For local keywords like “dentist New York,” pages ranking 6th or 7th may get a decent share of the clicks as the user is in the investigation stage.
That’s why it’s in your own best interests to make your title tag as clickable as possible in the SERPs.
Here’s how to do that.
Take the time to explain why your content is better than every other page in the search results.
You can do this by adding one of the following words to your title tag:
This is a tactic extensively used by copywriters to compel readers to take action.
So, here’s an entire list of these types of “power words” to experiment with.
Human beings are amazing pattern recognition and processing machines.
You can use this to your advantage by inserting something into your title tags that interrupts the flow of the SERPs.
You can do this by wrapping one of the above power words in parenthesis (brackets), within your title tag like so:
<title>Men's Shirts (Exclusive) Casual, Polo, Tee and Formal Styles</title>
Or you can add a date to your title tag:
<title>Men's Shirts—Casual, Polo, Tee and Formal Styles—2021 range</title>
But numbers can also work to capture attention.
<title>Top 25 Stylish Men’s Casual, Polo, Tee and Formal Shirts</title>
It will take some experimentation to find what works best for your audience.
But the results will be more than worth the effort.
This is another copywriting technique that SEOs really should pay more attention to because most title tags are just flat statements of what a given business does or sells.
So why not make your title tag a question instead - one related directly to the search intent of the keyword you’re targeting?
Here’s a standard title tag:
<title>Men's shirts—Casual, Polo, Tee and Formal—Plus Sizes</title>
Here’s one that makes the searcher curious about what kind of shirt could possibly be that good:
<title>Men’s Shirts That Make A Lasting First Impression? </title>
Just make sure you steer clear of writing clickbait titles—that’s almost never a good idea.
What if you get it wrong?
Look, it takes time and practice to get really good at creating title tags.
You will make mistakes.
Six months from now, you will look back and be embarrassed by your first attempts.
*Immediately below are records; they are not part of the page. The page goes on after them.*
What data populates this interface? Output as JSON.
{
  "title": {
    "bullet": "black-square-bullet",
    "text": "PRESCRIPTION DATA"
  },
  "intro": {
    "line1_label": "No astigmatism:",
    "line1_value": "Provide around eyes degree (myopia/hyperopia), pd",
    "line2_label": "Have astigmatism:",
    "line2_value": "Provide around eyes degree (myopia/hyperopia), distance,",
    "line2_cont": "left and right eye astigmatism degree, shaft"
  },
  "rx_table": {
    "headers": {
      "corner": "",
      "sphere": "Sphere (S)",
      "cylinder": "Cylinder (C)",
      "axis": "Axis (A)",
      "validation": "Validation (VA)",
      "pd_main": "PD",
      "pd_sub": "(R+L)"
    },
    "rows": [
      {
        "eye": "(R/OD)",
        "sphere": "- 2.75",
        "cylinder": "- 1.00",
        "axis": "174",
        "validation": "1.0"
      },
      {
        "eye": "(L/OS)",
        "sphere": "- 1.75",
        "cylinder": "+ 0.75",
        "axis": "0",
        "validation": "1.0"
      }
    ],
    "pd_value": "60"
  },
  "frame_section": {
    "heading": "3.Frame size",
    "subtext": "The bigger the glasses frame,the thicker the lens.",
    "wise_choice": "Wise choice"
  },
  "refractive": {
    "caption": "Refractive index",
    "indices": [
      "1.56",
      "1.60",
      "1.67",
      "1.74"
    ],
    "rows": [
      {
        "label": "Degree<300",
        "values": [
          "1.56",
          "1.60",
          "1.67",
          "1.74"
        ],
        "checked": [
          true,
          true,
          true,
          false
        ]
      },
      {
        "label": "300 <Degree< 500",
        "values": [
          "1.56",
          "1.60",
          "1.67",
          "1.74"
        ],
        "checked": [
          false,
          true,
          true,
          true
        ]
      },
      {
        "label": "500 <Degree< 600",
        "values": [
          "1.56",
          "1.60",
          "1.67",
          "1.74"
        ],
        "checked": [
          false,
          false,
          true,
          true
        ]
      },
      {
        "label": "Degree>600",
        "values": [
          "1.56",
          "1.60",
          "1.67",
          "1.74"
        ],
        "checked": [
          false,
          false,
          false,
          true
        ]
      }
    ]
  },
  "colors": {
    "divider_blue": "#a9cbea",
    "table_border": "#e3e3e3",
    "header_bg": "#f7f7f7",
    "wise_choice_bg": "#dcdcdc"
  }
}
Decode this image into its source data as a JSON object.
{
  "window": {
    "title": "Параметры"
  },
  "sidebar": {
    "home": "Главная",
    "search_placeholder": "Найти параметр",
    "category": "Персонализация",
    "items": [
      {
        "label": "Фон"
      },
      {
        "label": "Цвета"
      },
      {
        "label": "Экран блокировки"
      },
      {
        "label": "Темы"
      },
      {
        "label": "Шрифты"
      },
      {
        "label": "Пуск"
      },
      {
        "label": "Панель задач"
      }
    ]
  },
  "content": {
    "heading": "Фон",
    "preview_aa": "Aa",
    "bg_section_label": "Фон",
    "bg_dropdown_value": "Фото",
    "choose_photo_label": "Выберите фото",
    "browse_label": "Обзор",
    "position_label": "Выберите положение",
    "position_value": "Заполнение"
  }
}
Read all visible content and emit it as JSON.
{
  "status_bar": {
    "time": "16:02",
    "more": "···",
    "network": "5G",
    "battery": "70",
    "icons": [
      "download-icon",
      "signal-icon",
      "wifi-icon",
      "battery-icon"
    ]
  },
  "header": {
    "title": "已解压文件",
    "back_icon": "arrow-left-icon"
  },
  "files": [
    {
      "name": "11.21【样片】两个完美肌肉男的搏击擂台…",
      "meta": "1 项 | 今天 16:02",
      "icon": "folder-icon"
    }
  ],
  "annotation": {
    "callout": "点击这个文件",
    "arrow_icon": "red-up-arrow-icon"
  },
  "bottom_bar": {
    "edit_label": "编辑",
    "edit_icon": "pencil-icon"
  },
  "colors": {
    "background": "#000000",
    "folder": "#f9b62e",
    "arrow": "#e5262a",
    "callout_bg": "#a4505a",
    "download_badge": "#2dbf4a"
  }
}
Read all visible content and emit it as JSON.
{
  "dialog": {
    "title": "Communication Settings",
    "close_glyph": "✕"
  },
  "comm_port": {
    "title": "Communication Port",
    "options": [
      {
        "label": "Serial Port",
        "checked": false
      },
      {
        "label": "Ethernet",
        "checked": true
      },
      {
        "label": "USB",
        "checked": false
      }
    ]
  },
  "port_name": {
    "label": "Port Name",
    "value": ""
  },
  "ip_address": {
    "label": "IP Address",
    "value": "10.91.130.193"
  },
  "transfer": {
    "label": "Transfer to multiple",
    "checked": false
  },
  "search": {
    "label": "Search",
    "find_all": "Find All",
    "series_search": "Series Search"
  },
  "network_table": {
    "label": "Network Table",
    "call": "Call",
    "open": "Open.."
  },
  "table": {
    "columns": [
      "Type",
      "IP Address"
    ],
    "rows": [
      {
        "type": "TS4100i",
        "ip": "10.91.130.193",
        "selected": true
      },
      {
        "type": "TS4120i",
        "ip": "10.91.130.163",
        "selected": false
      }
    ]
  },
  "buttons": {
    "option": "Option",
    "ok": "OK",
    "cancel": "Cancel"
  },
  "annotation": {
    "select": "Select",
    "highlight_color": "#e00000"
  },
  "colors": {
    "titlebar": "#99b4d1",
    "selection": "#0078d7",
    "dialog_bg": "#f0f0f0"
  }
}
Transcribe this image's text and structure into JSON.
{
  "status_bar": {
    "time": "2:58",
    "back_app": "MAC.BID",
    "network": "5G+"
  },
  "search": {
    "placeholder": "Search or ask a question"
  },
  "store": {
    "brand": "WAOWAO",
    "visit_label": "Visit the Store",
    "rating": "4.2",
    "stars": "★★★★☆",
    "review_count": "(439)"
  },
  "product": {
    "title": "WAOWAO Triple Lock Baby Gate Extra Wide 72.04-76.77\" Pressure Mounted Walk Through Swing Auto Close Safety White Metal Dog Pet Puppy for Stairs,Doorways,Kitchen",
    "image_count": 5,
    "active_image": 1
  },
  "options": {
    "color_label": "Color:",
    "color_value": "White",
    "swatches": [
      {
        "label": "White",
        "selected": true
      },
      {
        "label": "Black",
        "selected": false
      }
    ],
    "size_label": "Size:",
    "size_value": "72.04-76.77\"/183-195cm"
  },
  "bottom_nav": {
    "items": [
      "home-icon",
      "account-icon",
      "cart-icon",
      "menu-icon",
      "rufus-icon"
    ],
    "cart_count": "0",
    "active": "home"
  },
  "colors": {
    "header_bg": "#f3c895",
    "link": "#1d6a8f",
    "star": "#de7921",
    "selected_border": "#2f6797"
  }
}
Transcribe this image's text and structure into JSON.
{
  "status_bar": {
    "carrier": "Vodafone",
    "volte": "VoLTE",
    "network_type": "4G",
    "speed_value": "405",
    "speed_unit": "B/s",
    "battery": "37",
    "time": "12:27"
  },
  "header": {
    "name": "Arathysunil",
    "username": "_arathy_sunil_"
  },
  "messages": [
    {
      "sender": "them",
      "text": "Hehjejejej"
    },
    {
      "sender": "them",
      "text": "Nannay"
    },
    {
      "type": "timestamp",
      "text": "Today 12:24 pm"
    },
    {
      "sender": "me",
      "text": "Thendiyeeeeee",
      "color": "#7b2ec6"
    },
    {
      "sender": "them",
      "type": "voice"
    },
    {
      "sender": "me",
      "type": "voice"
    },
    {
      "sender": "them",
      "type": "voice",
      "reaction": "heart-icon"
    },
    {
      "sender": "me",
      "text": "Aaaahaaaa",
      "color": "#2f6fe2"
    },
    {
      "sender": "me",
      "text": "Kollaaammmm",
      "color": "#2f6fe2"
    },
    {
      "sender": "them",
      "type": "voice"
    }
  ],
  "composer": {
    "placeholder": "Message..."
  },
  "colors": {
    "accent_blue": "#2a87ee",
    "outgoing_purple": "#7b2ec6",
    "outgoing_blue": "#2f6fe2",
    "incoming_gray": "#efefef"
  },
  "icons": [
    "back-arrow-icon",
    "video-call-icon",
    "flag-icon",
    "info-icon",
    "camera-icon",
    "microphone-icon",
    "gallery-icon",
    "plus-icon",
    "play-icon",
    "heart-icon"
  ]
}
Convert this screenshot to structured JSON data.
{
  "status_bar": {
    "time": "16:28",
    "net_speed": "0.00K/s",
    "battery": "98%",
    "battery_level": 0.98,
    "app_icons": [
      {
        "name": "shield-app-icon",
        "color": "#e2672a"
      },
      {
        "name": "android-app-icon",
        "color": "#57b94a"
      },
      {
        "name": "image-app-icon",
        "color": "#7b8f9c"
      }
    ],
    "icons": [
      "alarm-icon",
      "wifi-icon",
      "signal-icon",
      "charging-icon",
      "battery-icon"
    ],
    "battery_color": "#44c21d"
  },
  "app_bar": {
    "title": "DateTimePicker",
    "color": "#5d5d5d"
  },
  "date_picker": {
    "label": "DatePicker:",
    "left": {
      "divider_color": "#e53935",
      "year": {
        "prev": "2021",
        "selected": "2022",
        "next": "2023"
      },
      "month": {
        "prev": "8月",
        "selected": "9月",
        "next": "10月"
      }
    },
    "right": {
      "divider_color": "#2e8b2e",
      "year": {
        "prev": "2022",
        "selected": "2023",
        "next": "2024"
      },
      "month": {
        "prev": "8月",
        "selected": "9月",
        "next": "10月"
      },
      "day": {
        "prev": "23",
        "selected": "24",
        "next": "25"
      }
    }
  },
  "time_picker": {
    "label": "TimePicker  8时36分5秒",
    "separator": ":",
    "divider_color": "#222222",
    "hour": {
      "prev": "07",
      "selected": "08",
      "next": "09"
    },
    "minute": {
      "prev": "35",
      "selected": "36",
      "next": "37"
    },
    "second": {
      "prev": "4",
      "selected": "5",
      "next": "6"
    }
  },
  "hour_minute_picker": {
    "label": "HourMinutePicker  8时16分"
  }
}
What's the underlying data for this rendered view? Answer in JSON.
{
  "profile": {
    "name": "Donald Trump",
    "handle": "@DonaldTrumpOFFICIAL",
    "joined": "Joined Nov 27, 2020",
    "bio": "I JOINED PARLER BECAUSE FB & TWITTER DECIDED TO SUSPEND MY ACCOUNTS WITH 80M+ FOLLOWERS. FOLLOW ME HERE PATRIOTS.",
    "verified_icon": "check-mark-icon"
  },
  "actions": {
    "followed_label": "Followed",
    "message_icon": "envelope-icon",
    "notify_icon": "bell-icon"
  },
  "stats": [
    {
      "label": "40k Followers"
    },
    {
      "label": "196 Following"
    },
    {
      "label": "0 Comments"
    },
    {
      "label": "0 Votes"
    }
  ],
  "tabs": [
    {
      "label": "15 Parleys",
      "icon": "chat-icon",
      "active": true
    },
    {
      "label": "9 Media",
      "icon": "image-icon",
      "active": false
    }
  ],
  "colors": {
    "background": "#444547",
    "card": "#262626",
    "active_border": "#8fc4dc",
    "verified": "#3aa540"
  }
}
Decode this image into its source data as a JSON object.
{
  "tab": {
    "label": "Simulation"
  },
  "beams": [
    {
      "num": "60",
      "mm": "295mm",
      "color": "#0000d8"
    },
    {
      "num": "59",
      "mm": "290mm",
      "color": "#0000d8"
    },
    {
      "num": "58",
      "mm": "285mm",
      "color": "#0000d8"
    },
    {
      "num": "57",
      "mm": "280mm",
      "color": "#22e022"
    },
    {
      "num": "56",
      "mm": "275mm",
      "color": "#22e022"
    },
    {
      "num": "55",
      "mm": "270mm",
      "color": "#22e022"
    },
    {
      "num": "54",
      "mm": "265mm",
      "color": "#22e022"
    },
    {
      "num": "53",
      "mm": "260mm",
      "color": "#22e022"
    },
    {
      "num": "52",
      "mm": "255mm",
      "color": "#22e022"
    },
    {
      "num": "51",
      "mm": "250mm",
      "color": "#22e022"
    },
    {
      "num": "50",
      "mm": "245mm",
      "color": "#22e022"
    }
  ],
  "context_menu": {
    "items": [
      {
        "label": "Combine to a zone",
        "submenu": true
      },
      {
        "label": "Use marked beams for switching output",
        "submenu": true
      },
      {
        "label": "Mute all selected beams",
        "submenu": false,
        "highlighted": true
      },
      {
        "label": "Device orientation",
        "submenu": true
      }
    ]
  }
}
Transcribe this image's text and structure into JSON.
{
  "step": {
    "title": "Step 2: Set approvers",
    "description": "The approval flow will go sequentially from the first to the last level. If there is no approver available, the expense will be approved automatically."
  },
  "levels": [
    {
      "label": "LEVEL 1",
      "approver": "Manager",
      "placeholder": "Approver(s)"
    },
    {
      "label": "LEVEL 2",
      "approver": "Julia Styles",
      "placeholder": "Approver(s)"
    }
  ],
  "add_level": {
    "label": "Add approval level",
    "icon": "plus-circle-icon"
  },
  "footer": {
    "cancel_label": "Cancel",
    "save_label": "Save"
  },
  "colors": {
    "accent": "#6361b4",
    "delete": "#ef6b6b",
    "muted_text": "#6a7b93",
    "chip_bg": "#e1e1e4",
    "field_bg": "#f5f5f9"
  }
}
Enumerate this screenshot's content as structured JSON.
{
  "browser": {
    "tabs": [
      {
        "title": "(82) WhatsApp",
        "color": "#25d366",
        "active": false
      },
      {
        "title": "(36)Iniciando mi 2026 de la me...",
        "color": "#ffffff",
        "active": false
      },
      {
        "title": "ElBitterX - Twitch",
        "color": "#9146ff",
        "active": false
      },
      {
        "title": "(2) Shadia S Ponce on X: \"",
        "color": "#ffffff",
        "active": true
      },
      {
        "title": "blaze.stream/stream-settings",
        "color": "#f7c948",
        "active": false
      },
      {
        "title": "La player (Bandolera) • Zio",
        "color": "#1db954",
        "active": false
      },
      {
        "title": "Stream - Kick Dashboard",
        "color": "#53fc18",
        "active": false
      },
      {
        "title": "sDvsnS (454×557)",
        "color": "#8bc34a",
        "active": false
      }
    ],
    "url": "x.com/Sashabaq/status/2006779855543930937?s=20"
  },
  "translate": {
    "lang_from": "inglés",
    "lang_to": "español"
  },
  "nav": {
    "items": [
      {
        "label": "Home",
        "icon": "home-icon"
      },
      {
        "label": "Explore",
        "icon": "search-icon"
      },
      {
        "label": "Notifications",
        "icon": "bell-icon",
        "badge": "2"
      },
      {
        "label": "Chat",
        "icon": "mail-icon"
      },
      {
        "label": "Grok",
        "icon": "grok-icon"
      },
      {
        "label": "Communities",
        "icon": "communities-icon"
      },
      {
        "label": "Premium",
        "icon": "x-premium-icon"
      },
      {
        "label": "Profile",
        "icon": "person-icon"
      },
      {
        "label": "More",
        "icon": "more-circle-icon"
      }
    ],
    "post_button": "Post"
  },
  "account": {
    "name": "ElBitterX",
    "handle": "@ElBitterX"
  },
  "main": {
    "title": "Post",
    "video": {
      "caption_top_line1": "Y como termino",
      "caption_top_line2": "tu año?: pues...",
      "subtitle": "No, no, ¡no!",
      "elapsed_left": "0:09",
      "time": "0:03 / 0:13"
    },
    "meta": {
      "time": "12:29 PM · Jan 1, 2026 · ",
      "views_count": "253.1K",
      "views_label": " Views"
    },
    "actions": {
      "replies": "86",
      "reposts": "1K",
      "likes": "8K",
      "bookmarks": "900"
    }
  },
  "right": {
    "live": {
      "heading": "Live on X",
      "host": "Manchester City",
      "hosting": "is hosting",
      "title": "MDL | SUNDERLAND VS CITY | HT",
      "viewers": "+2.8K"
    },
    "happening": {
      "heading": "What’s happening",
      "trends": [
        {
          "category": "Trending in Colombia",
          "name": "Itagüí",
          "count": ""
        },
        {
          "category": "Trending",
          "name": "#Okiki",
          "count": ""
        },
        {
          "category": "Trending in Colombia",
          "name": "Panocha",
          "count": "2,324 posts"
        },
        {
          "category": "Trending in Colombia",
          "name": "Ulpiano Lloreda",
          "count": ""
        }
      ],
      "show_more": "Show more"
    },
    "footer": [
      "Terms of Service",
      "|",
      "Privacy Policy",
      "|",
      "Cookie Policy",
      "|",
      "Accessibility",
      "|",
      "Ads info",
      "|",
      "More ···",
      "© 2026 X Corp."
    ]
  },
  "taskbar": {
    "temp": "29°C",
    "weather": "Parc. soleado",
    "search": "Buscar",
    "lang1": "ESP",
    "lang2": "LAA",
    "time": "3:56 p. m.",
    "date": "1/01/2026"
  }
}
It’s a learning experience with a steep curve and then a comfortable plateau as you move between skill levels.
But no matter how bad your title tag is—even if you choose a terrible keyword—it’s still going to outperform a title tag like this:
And, yes, experienced website developers still make the “homepage” mistake all the time.
P.S. This is a mockup of our homepage, don’t worry.
Why is Google changing my title tag?
Even if you follow all the rules a search engine can sometimes completely change your page’s title in the SERPs. Since August 2021 Google does it even more frequently after the title tag update (See with Keyword Surfer).
They might even shoehorn your brand name onto the end of it.
Because it (Google, etc.) can, and there are a number of reasons why this happens:
- You left your title tag blank
- You keyword stuffed your page title
- It’s a poor match for the search query/search intent
There’s not, however, a whole lot you can do about it.
This, more than anything else, is exactly why you shouldn’t obsess over these tags.
A search engine can just arbitrarily rewrite them.
Some SEOs theorize that building lots of incoming links with exact match keyword anchor text can change how Google displays your site in the SERPs.
But it is just that—theory.
Hey—you made it to the end of our guide on how to write title tags that will make you look and feel like an SEO god.
Right now, you know more about the right way to create title tags than 75% of the people who claim to understand SEO.
Title tags can have a hugely positive impact on your SEO (search engine optimization) efforts.
It’s just a case of following best practices… and not doing anything spammy.
Don’t overcomplicate the process.
Focus on mastering the basics.
And you’ll enjoy seeing nothing but positive results for your site by implementing this proven SEO strategy.
As always, we’d love to hear your thoughts and experiences in the ‘Comments’ section below.
Learn mote about on-page SEO:
- What is a Meta Description?
- What Is Structured Data And How to Use it for Better Performance in SERPs
- Why Keyword Density Matters